▸ **HOW TO COMPLETE THIS TASK**
Which of the lines below include "these"? Each one should be copied out.

▸ **MATERIAL TO PROCESS**
_ _ _

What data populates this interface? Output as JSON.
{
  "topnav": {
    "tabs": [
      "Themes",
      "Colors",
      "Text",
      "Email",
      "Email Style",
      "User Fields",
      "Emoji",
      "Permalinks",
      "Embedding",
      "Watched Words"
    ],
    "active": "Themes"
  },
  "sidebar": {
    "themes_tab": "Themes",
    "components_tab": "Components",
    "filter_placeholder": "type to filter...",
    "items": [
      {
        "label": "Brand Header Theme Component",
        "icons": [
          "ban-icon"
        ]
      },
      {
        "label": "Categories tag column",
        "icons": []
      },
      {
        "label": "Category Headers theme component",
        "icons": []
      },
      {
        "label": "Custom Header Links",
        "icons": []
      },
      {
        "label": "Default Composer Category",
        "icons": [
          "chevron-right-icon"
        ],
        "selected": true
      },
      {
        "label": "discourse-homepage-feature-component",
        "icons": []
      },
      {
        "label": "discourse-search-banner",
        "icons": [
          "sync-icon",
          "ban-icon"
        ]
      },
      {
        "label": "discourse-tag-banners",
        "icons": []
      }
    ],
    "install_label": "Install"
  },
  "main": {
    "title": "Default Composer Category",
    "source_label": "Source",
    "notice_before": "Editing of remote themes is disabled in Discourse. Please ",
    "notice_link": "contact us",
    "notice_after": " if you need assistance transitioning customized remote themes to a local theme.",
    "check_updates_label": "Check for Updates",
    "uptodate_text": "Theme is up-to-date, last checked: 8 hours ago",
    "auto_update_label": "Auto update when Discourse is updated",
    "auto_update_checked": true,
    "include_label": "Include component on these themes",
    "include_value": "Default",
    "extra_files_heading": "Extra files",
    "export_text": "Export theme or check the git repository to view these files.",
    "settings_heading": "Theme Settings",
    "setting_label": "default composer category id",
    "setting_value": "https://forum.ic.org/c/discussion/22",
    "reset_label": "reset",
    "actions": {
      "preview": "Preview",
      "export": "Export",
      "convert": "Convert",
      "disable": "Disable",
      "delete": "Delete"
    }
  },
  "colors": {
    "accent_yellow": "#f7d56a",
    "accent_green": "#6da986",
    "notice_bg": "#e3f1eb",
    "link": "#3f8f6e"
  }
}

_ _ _

▸ **FINISHED EXERCISE**
    "include_label": "Include component on these themes",
    "export_text": "Export theme or check the git repository to view these files.",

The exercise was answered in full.